DESCRIPTION OF THE TASK
Below are the records. List every line holding the word "free".

DATA FOR REVIEW
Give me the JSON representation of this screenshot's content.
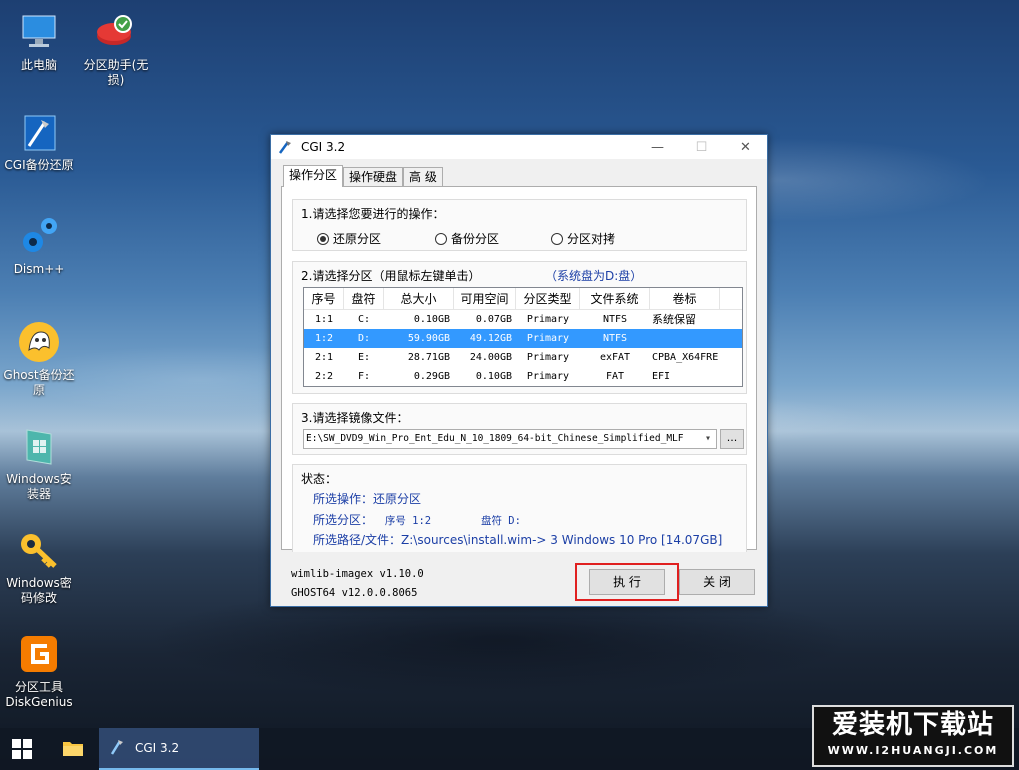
{
  "desktop": {
    "icons": [
      {
        "label": "此电脑",
        "icon": "computer-icon"
      },
      {
        "label": "分区助手(无损)",
        "icon": "partition-assistant-icon"
      },
      {
        "label": "CGI备份还原",
        "icon": "cgi-icon"
      },
      {
        "label": "Dism++",
        "icon": "gears-icon"
      },
      {
        "label": "Ghost备份还原",
        "icon": "ghost-icon"
      },
      {
        "label": "Windows安装器",
        "icon": "windows-installer-icon"
      },
      {
        "label": "Windows密码修改",
        "icon": "key-icon"
      },
      {
        "label": "分区工具DiskGenius",
        "icon": "diskgenius-icon"
      }
    ]
  },
  "window": {
    "title": "CGI 3.2",
    "controls": {
      "minimize": "—",
      "maximize": "☐",
      "close": "✕"
    },
    "tabs": [
      "操作分区",
      "操作硬盘",
      "高 级"
    ],
    "section1": {
      "title": "1.请选择您要进行的操作：",
      "options": [
        {
          "label": "还原分区",
          "selected": true
        },
        {
          "label": "备份分区",
          "selected": false
        },
        {
          "label": "分区对拷",
          "selected": false
        }
      ]
    },
    "section2": {
      "title": "2.请选择分区（用鼠标左键单击）",
      "system_note": "（系统盘为D:盘）",
      "columns": [
        "序号",
        "盘符",
        "总大小",
        "可用空间",
        "分区类型",
        "文件系统",
        "卷标"
      ],
      "rows": [
        {
          "index": "1:1",
          "letter": "C:",
          "total": "0.10GB",
          "free": "0.07GB",
          "type": "Primary",
          "fs": "NTFS",
          "label": "系统保留",
          "selected": false
        },
        {
          "index": "1:2",
          "letter": "D:",
          "total": "59.90GB",
          "free": "49.12GB",
          "type": "Primary",
          "fs": "NTFS",
          "label": "",
          "selected": true
        },
        {
          "index": "2:1",
          "letter": "E:",
          "total": "28.71GB",
          "free": "24.00GB",
          "type": "Primary",
          "fs": "exFAT",
          "label": "CPBA_X64FRE",
          "selected": false
        },
        {
          "index": "2:2",
          "letter": "F:",
          "total": "0.29GB",
          "free": "0.10GB",
          "type": "Primary",
          "fs": "FAT",
          "label": "EFI",
          "selected": false
        }
      ]
    },
    "section3": {
      "title": "3.请选择镜像文件：",
      "value": "E:\\SW_DVD9_Win_Pro_Ent_Edu_N_10_1809_64-bit_Chinese_Simplified_MLF",
      "browse_label": "..."
    },
    "status": {
      "title": "状态：",
      "operation": "所选操作：还原分区",
      "partition_prefix": "所选分区：",
      "partition_index": "序号 1:2",
      "partition_letter": "盘符 D:",
      "path": "所选路径/文件：Z:\\sources\\install.wim-> 3  Windows 10 Pro [14.07GB]"
    },
    "footer": {
      "wimlib": "wimlib-imagex v1.10.0",
      "ghost": "GHOST64 v12.0.0.8065",
      "execute_label": "执 行",
      "close_label": "关 闭"
    }
  },
  "taskbar": {
    "app_label": "CGI 3.2"
  },
  "watermark": {
    "title": "爱装机下载站",
    "url": "WWW.I2HUANGJI.COM"
  }
}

SOLUTION TO THIS EXERCISE
          "free": "0.07GB",
          "free": "49.12GB",
          "free": "24.00GB",
          "free": "0.10GB",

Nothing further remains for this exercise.